Microsoft’s Slack competitor, Teams is set to be generally available next week. Ahead of the general availability, Microsoft today rolled out a gigantic new update for Microsoft Teams on the desktop for those part of the preview. Microsoft is introducing a slew of new features to Teams, making the team communication service much more powerful. There’s a lot of new stuff in the update, so let’s get right into the details.
Meetings get smarter
Microsoft is making two major improvements to Meetings on Teams. Microsoft Teams now has a new Scheduling Assistant which will make it much easier to find the perfect time for a meeting — scheduling assistant will look at the schedule for the attendees in a meeting, and it’ll suggest a time when all of the attendees are free.
[shunno-quote]Scheduling Assistant finds the best time for a meeting[/shunno-quote]
In addition to this, Microsoft is finally introducing support for one-to-one meetings. Teams only allowed users to schedule meetings within a team, but it’s now possible to start a private one-to-one meeting which is going to be really helpful if you want to stay away from using Skype.
Bots, Bots, and Bots
[shunno-quote align=”right”]Bots on Microsoft Teams now work in team conversations[/shunno-quote]
Microsoft is also making major improvements to how bots work in Teams. With the latest update, bots can now tap into conversations happening in a team rather than a separate chat. To use bots in a team, you simply need to @ mention a bot and you will be able to interact with it right from there. Microsoft is also adding a Bots tab to teams, which will let you keep track of all the bots that have been added to a certain team — and it also lets you easily discover new tabs.
There are a couple of other Bot-related improvements in the update, which you can find below:
- Brand new bot gallery: We built a new bot gallery that will show you a list of all the bots that are currently available in Microsoft Teams. Alongside the Bots tab, the bot gallery is also the place to go when you want to find out which bots have already been added to one of your teams.
- Discover bots via search: To see a list of all available bots, just click on the search bar at the top of the app and then select “Discover bots”. Click on a bot to start a one-on-one chat or click “Add” to add it to a team.
- Add a bot using an @mention: To add a bot to a channel, just type ‘@’ in your compose box, then select “Add a bot”.
- Custom bots: Now, you can quickly and easily integrate an external service with one of your teams by adding a custom bot! Established and aspiring developers can sideload a bot or tab or even create a custom bot using a call back URL. Just head to the new Bots tab and click the links at the bottom right to get started.

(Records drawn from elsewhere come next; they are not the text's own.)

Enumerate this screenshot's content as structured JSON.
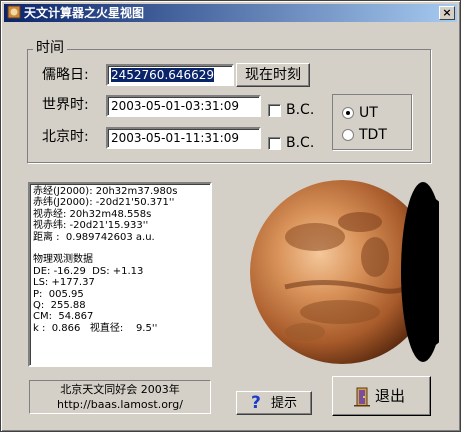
{
  "window": {
    "title": "天文计算器之火星视图",
    "close_symbol": "×"
  },
  "time_group": {
    "label": "时间"
  },
  "julian_day": {
    "label": "儒略日:",
    "value": "2452760.646629",
    "button": "现在时刻"
  },
  "universal_time": {
    "label": "世界时:",
    "value": "2003-05-01-03:31:09",
    "bc_label": "B.C."
  },
  "beijing_time": {
    "label": "北京时:",
    "value": "2003-05-01-11:31:09",
    "bc_label": "B.C."
  },
  "time_system": {
    "options": [
      {
        "label": "UT",
        "selected": true
      },
      {
        "label": "TDT",
        "selected": false
      }
    ]
  },
  "info_lines": [
    "赤经(J2000): 20h32m37.980s",
    "赤纬(J2000): -20d21'50.371''",
    "视赤经: 20h32m48.558s",
    "视赤纬: -20d21'15.933''",
    "距离 :  0.989742603 a.u.",
    "",
    "物理观测数据",
    "DE: -16.29  DS: +1.13",
    "LS: +177.37",
    "P:  005.95",
    "Q:  255.88",
    "CM:  54.867",
    "k :  0.866   视直径:    9.5''"
  ],
  "credit": {
    "line1": "北京天文同好会  2003年",
    "line2": "http://baas.lamost.org/"
  },
  "buttons": {
    "help": "提示",
    "help_icon": "?",
    "exit": "退出"
  },
  "colors": {
    "selection": "#0a246a",
    "titlebar": "#0a246a",
    "face": "#d4d0c8",
    "help_icon": "#1a3cc8"
  }
}
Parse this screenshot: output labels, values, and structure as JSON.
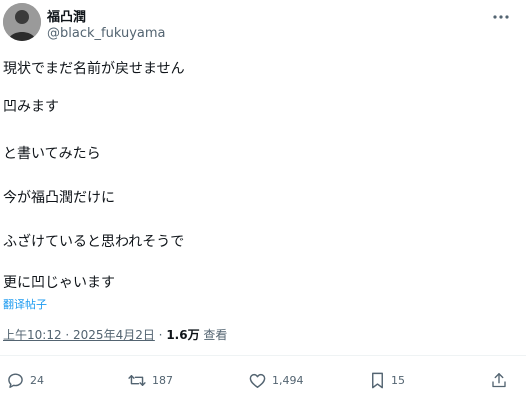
{
  "author": {
    "display_name": "福凸潤",
    "handle": "@black_fukuyama",
    "avatar_icon": "avatar"
  },
  "tweet": {
    "lines": [
      "現状でまだ名前が戻せません",
      "凹みます",
      "と書いてみたら",
      "今が福凸潤だけに",
      "ふざけていると思われそうで",
      "更に凹じゃいます"
    ],
    "translate_label": "翻译帖子"
  },
  "meta": {
    "timestamp": "上午10:12 · 2025年4月2日",
    "separator": "·",
    "views_count": "1.6万",
    "views_label": "查看"
  },
  "actions": {
    "reply_count": "24",
    "retweet_count": "187",
    "like_count": "1,494",
    "bookmark_count": "15"
  },
  "colors": {
    "text": "#0f1419",
    "secondary": "#536471",
    "link": "#1d9bf0"
  }
}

Another interesting new addition to Teams is the new Notes tab which will essentially let you note down things in channels. This is an interesting new feature as Microsoft’s OneNote is already integrated into Teams but the dedicated Notes feature seems a lot more intuitive. When you add the new Notes tab to a channel, you will be able to create different “sections” where you can note down things. The notes support rich-text editing, which means you can change the font size, color, or create lists.
[shunno-quote]You can now have a dedicated tab to store your notes[/shunno-quote]
Interestingly, the editor doesn’t support markdown yet, but that’s something which will likely arrive soon as the actual message compose box in Teams already includes markdown support for editing. Teams’ Notes tab also lets you mention other team members in the notes, and you can also get a dedicated link for each of the different sections in Notes that you can share with other members of your team.
Public teams, email integration, and more
[shunno-quote align=”right”]Public teams lets anyone from your organization join the team[/shunno-quote]
Microsoft Teams is also getting public teams ahead of the GA release. Public teams will let anyone from your organization join the team, unlike the private teams which are only open to team members who are invited by the team admin to join that team. Public teams will also show up when a user is trying to join a new team in the organization, and you can also turn your existing private team into a public team (and vice-versa).
Moving on from public teams, Microsoft is adding email integration to Teams. What this feature essentially does is sends email sent to an email on a team or conversation. When you set this feature up, Microsoft Teams will give you an email address (custom email addresses aren’t available yet), and all the emails send to this address will get automatically sent to a conversation as a single message. By default, the feature lets anyone send emails to the email address — but you can change it to receive emails only from the members of your team or from domains.
Microsoft is also re-designing the Files tab and Activity feed in Teams. The improved Activity feed lets you filter what type of activity shows in the tab — so that you can only check your mentions, replies, or likes from the channels you are a part of). You can also filter out activity from the rest of your team and focus only on your personal activity instead. The improved Files tab, on the other hand, now has an action bar which gives you quick access to some important tools such as being able to get links to folders, etc.
Microsoft Teams was a pretty minimal service back when it launched as a preview in November — but nearly 4 months later, Teams is a lot more powerful and stable. Microsoft Teams’ compeition with Slack is going to get very interesting in the coming months, but Microsoft is still has significant work left to do for the Teams apps on mobile devices which are still pretty weak in terms of features.
As we have previously reported, Microsoft Teams is going to be available to Office 365 business users using the Business Essentials, Business Premium, and Enterprise E1, E3 or E5 plans on the 14th of March.